> [Assigned task]: Retype each record shown below, leaving every character as it is.
Material for this exercise Start Marker
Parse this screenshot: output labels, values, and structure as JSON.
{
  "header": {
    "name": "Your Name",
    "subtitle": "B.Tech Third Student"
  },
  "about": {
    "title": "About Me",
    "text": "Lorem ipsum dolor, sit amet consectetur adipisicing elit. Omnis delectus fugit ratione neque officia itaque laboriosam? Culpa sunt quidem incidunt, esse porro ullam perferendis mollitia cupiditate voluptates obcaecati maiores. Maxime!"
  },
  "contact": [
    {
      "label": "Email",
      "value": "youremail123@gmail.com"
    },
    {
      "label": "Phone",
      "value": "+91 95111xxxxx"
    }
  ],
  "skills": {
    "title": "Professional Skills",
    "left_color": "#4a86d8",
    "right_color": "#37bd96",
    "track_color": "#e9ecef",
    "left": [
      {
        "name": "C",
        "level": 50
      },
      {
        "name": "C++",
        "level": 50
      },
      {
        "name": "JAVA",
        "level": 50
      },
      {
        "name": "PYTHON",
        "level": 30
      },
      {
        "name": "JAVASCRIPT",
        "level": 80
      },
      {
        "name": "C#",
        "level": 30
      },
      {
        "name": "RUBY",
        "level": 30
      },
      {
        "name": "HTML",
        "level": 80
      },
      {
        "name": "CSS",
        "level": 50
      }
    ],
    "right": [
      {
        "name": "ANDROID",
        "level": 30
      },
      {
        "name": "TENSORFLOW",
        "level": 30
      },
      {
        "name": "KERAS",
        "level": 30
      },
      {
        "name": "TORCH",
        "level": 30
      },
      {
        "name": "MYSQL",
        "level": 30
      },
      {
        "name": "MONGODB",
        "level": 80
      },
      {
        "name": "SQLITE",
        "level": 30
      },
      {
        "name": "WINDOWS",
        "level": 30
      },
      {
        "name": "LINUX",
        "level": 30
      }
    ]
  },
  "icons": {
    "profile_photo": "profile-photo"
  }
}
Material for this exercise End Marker
> [Answer area]:
Parse this screenshot: output labels, values, and structure as JSON.
{
  "header": {
    "name": "Your Name",
    "subtitle": "B.Tech Third Student"
  },
  "about": {
    "title": "About Me",
    "text": "Lorem ipsum dolor, sit amet consectetur adipisicing elit. Omnis delectus fugit ratione neque officia itaque laboriosam? Culpa sunt quidem incidunt, esse porro ullam perferendis mollitia cupiditate voluptates obcaecati maiores. Maxime!"
  },
  "contact": [
    {
      "label": "Email",
      "value": "youremail123@gmail.com"
    },
    {
      "label": "Phone",
      "value": "+91 95111xxxxx"
    }
  ],
  "skills": {
    "title": "Professional Skills",
    "left_color": "#4a86d8",
    "right_color": "#37bd96",
    "track_color": "#e9ecef",
    "left": [
      {
        "name": "C",
        "level": 50
      },
      {
        "name": "C++",
        "level": 50
      },
      {
        "name": "JAVA",
        "level": 50
      },
      {
        "name": "PYTHON",
        "level": 30
      },
      {
        "name": "JAVASCRIPT",
        "level": 80
      },
      {
        "name": "C#",
        "level": 30
      },
      {
        "name": "RUBY",
        "level": 30
      },
      {
        "name": "HTML",
        "level": 80
      },
      {
        "name": "CSS",
        "level": 50
      }
    ],
    "right": [
      {
        "name": "ANDROID",
        "level": 30
      },
      {
        "name": "TENSORFLOW",
        "level": 30
      },
      {
        "name": "KERAS",
        "level": 30
      },
      {
        "name": "TORCH",
        "level": 30
      },
      {
        "name": "MYSQL",
        "level": 30
      },
      {
        "name": "MONGODB",
        "level": 80
      },
      {
        "name": "SQLITE",
        "level": 30
      },
      {
        "name": "WINDOWS",
        "level": 30
      },
      {
        "name": "LINUX",
        "level": 30
      }
    ]
  },
  "icons": {
    "profile_photo": "profile-photo"
  }
}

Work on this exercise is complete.